brightly colored cupcakes
brightly colored cupcakes - LauriPatterson/Getty Images

Before you add drops of liquid food coloring to your carefully crafted buttercream frosting, like Tasting Table's Vanilla Buttercream Frosting, there are a few things you should know before turning to this standard option for dyeing desserts. While it may seem like an easy solution for adding a pop of color to your frosting, you might not get the results you want -- depending on the final look you are striving for.

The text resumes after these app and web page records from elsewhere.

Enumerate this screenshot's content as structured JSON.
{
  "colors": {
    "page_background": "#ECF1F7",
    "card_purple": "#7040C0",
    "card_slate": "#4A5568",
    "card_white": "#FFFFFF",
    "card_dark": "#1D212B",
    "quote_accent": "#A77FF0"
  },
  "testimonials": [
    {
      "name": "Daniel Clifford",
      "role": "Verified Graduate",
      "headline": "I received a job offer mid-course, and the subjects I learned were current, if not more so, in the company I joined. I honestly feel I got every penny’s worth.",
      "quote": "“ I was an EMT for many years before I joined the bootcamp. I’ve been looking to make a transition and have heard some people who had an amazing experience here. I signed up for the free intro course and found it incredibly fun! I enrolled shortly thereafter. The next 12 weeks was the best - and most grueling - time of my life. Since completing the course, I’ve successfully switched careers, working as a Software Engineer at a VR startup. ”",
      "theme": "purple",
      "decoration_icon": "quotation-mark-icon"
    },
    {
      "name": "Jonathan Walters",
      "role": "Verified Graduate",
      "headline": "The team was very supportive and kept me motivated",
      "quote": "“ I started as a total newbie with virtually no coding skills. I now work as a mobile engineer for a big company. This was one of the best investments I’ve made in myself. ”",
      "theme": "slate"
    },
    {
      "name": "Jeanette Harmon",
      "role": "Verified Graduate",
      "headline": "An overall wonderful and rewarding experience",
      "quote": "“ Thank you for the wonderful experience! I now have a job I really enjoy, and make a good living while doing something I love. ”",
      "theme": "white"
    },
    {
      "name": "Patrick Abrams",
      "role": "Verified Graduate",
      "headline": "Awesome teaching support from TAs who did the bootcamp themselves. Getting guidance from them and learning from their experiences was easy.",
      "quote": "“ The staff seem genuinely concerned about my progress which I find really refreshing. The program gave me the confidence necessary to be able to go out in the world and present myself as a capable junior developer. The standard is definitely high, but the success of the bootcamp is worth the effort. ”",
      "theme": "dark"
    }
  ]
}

The biggest issue is water. Liquid food coloring is, well, liquid -- meaning you can't use much of it without potentially turning your buttercream into a soupy mess. Because liquid food coloring is primarily water-based, the water and butter, the base of buttercream frosting, don't interact well. The water in liquid food coloring can cause your buttercream to become thin and runny, throwing off the texture and consistency you've worked so hard to achieve -- or even cause it to curdle. And even if you do add plenty of coloring, the resulting color will be softer and more pastel than the vibrant hues you might be aiming for.

Read more: 25 Best Ice Cream Brands Ranked

Use Gel Food Coloring For Vibrant Colors

ombre pink frosting
ombre pink frosting - Mtreasure/Getty Images

So, what's a baker to do? If you're after brightly colored buttercream that holds its shape and texture, it's best to explore other options. Gel food coloring, for example, offers concentrated color without the excess water — allowing you to achieve bold, vibrant shades with just a small amount of product. You can also use liquid gel food coloring, which has less moisture too.

But if you're determined to use liquid food coloring, there are a few things you can do to minimize the risk. Start by adding the coloring a drop at a time, mixing thoroughly between additions to gauge the intensity of the color. Be prepared to adjust the consistency of your buttercream as needed with additional powdered sugar.

In the end, the choice is yours, but armed with this knowledge, you'll be better equipped to tackle the colorful world of buttercream frosting like a pro. So go ahead, experiment, and don't be afraid to get creative. Just remember: When it comes to liquid food coloring in buttercream, it's best to use small amounts.

Read the original article on Tasting Table